The question is: If the Heat miss out on Damian Lillard, would I consider this offseason a failure? I guess it depends on why the Heat missed out. If Lillard simply decides he wants to see the Portland thing through, then it’s hard to pin the offseason as a failure considering the star the Heat wanted never became available. But if another team — the Brooklyn Nets, for instance — beats out Miami for Lillard then, yes, it’s a failure. Maybe that’s harsh, considering the Heat only have so much control, but it would feel like that.
There could be another wave of stars on the move beyond Lillard. There’s a lot of noise around Zion Williamson and Karl-Anthony Towns. Chris Paul could be available — would the Heat be able to convince him to come out East?
It’s not necessarily accurate to say the Heat are “waiting.” I mean, they kind of are, but stuff on the NBA calendar is happening. The draft is Thursday night. If the Heat don’t have a deal lined up using their 18th pick, they will select someone they like. Assistant GM Adam Simon and his group of scouts have been diligently scouting this class and the Heat will be prepared to make a pick.
Free agency begins shortly after, and the Heat have their own decisions to make on Vincent, Strus, Kevin Love, Cody Zeller and Omer Yurtseven. The Heat can make all of those decisions and still have the assets available to make a credible offer for Lillard, or any other star that becomes available.

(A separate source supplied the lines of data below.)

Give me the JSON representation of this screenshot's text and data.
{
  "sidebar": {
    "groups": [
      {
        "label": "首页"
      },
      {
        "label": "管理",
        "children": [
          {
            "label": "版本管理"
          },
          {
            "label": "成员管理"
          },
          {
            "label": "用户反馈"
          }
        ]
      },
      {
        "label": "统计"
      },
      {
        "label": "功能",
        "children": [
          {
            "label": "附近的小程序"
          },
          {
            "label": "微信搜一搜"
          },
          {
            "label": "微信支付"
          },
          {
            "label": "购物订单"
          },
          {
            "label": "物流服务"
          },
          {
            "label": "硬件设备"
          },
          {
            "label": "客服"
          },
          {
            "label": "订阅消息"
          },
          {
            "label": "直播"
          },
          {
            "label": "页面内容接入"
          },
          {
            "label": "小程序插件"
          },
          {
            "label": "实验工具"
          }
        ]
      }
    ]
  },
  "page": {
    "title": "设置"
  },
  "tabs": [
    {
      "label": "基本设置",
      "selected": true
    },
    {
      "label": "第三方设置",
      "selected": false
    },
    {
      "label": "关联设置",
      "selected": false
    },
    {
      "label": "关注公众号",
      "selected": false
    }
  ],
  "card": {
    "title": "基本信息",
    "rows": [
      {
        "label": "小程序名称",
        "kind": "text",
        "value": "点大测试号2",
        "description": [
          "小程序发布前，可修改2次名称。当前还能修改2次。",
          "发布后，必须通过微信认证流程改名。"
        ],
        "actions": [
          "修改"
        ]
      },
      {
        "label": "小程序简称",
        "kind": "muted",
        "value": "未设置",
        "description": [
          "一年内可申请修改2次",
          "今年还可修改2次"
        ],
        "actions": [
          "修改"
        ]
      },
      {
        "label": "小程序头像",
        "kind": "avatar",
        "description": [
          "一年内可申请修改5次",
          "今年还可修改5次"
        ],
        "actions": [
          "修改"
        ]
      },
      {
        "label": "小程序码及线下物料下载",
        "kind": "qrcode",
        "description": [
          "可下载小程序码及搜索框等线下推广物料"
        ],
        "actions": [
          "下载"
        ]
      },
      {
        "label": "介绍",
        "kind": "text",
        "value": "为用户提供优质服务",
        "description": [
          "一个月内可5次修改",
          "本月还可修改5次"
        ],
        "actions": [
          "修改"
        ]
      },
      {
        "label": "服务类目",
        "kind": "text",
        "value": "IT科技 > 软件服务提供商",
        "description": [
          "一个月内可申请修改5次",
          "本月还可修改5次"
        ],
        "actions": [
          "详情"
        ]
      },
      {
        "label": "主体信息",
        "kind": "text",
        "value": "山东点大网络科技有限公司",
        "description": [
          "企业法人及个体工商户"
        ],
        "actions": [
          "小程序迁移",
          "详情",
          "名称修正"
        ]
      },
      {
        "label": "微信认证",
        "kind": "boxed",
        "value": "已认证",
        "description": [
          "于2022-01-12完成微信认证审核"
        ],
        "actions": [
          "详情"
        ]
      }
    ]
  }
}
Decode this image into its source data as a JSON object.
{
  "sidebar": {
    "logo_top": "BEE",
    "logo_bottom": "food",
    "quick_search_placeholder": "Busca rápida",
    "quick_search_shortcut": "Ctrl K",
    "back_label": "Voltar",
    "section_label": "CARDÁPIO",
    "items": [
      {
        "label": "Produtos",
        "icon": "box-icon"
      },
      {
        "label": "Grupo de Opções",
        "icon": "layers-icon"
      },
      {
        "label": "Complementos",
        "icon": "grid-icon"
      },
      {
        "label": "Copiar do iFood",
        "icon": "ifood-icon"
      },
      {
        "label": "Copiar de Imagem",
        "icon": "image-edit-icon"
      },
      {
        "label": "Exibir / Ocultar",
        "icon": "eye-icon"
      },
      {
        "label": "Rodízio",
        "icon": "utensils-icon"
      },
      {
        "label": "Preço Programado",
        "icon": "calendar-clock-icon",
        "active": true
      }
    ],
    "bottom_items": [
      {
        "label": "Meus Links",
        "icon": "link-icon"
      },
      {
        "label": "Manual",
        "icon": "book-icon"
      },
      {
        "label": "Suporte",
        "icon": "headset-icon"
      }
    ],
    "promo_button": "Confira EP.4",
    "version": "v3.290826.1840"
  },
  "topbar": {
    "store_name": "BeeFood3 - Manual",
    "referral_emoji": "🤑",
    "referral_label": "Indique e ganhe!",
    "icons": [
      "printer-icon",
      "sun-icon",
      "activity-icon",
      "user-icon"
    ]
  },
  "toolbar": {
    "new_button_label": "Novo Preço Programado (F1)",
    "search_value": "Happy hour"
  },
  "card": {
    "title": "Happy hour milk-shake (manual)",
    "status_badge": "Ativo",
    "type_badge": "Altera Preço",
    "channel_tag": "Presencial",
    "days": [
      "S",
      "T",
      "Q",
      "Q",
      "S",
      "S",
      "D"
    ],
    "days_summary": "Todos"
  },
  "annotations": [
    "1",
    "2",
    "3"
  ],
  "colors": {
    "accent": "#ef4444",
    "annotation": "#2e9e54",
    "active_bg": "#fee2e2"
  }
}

No. Kyrie Irving is not an option for the Heat. Not because they don’t want him (even though they don’t want him) but because it would likely take a sign-and-trade to acquire him. Because teams that use a sign-and-trade to acquire a player are automatically hard-capped, this is a non-starter. The Heat already have $173 million committed to nine players before filling out the roster. The hard cap is set at $168 million. It would be nearly impossible for the Heat to get below that, sign Irving and build out a contending roster. This applies for other free agents such as James Harden, Fred VanVleet, Brook Lopez, etc. So Kyrie ain’t happening.